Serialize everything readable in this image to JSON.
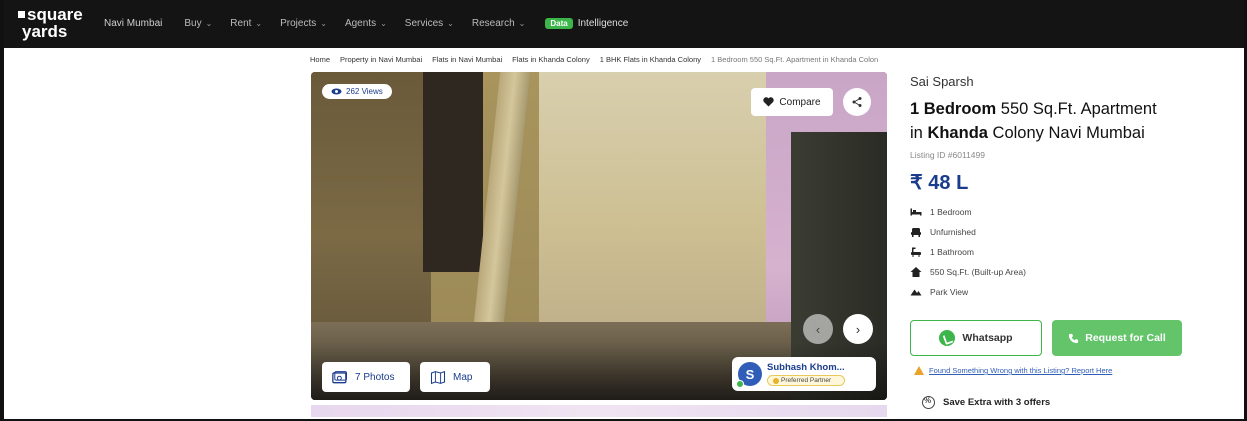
{
  "nav": {
    "logo_line1": "square",
    "logo_line2": "yards",
    "items": [
      "Navi Mumbai",
      "Buy",
      "Rent",
      "Projects",
      "Agents",
      "Services",
      "Research",
      "Data",
      "Intelligence"
    ],
    "badge": "Data",
    "intel": "Intelligence"
  },
  "breadcrumb": [
    "Home",
    "Property in Navi Mumbai",
    "Flats in Navi Mumbai",
    "Flats in Khanda Colony",
    "1 BHK Flats in Khanda Colony",
    "1 Bedroom 550 Sq.Ft. Apartment in Khanda Colon"
  ],
  "gallery": {
    "views": "262 Views",
    "compare": "Compare",
    "photos": "7 Photos",
    "map": "Map",
    "agent_initial": "S",
    "agent_name": "Subhash Khom...",
    "agent_badge": "Preferred Partner"
  },
  "listing": {
    "project": "Sai Sparsh",
    "title_b1": "1 Bedroom",
    "title_r1": " 550 Sq.Ft. Apartment",
    "title_r2_pre": "in ",
    "title_b2": "Khanda",
    "title_r2_post": " Colony Navi Mumbai",
    "listing_id": "Listing ID #6011499",
    "price": "₹ 48 L",
    "features": [
      {
        "icon": "bed-icon",
        "label": "1 Bedroom"
      },
      {
        "icon": "furnishing-icon",
        "label": "Unfurnished"
      },
      {
        "icon": "bath-icon",
        "label": "1 Bathroom"
      },
      {
        "icon": "home-icon",
        "label": "550 Sq.Ft. (Built-up Area)"
      },
      {
        "icon": "view-icon",
        "label": "Park View"
      }
    ]
  },
  "actions": {
    "whatsapp": "Whatsapp",
    "request_call": "Request for Call",
    "report": "Found Something Wrong with this Listing? Report Here",
    "offers": "Save Extra with 3 offers"
  },
  "colors": {
    "brand_blue": "#1a3c8c",
    "green": "#3cb54a",
    "nav_bg": "#141414"
  }
}
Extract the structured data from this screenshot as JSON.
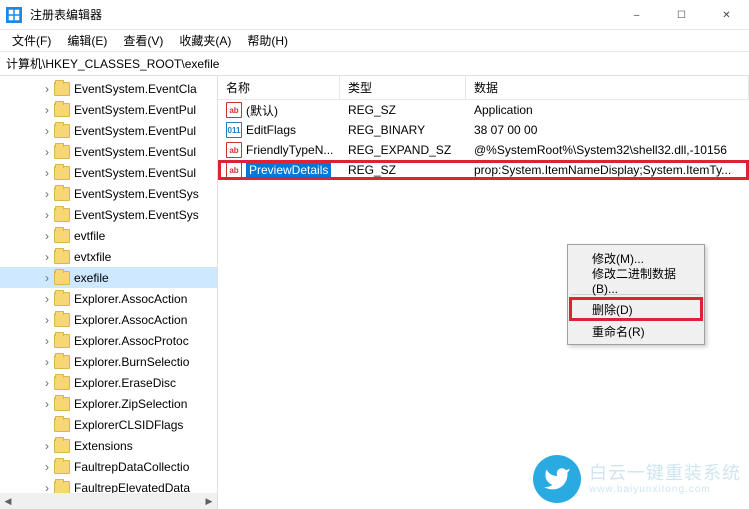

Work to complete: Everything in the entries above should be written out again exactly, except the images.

Expected output:
Serialize everything readable in this image to JSON.
{
  "nav": {
    "logo_line1": "square",
    "logo_line2": "yards",
    "items": [
      "Navi Mumbai",
      "Buy",
      "Rent",
      "Projects",
      "Agents",
      "Services",
      "Research",
      "Data",
      "Intelligence"
    ],
    "badge": "Data",
    "intel": "Intelligence"
  },
  "breadcrumb": [
    "Home",
    "Property in Navi Mumbai",
    "Flats in Navi Mumbai",
    "Flats in Khanda Colony",
    "1 BHK Flats in Khanda Colony",
    "1 Bedroom 550 Sq.Ft. Apartment in Khanda Colon"
  ],
  "gallery": {
    "views": "262 Views",
    "compare": "Compare",
    "photos": "7 Photos",
    "map": "Map",
    "agent_initial": "S",
    "agent_name": "Subhash Khom...",
    "agent_badge": "Preferred Partner"
  },
  "listing": {
    "project": "Sai Sparsh",
    "title_b1": "1 Bedroom",
    "title_r1": " 550 Sq.Ft. Apartment",
    "title_r2_pre": "in ",
    "title_b2": "Khanda",
    "title_r2_post": " Colony Navi Mumbai",
    "listing_id": "Listing ID #6011499",
    "price": "₹ 48 L",
    "features": [
      {
        "icon": "bed-icon",
        "label": "1 Bedroom"
      },
      {
        "icon": "furnishing-icon",
        "label": "Unfurnished"
      },
      {
        "icon": "bath-icon",
        "label": "1 Bathroom"
      },
      {
        "icon": "home-icon",
        "label": "550 Sq.Ft. (Built-up Area)"
      },
      {
        "icon": "view-icon",
        "label": "Park View"
      }
    ]
  },
  "actions": {
    "whatsapp": "Whatsapp",
    "request_call": "Request for Call",
    "report": "Found Something Wrong with this Listing? Report Here",
    "offers": "Save Extra with 3 offers"
  },
  "colors": {
    "brand_blue": "#1a3c8c",
    "green": "#3cb54a",
    "nav_bg": "#141414"
  }
}
Extract the structured data from this screenshot as JSON.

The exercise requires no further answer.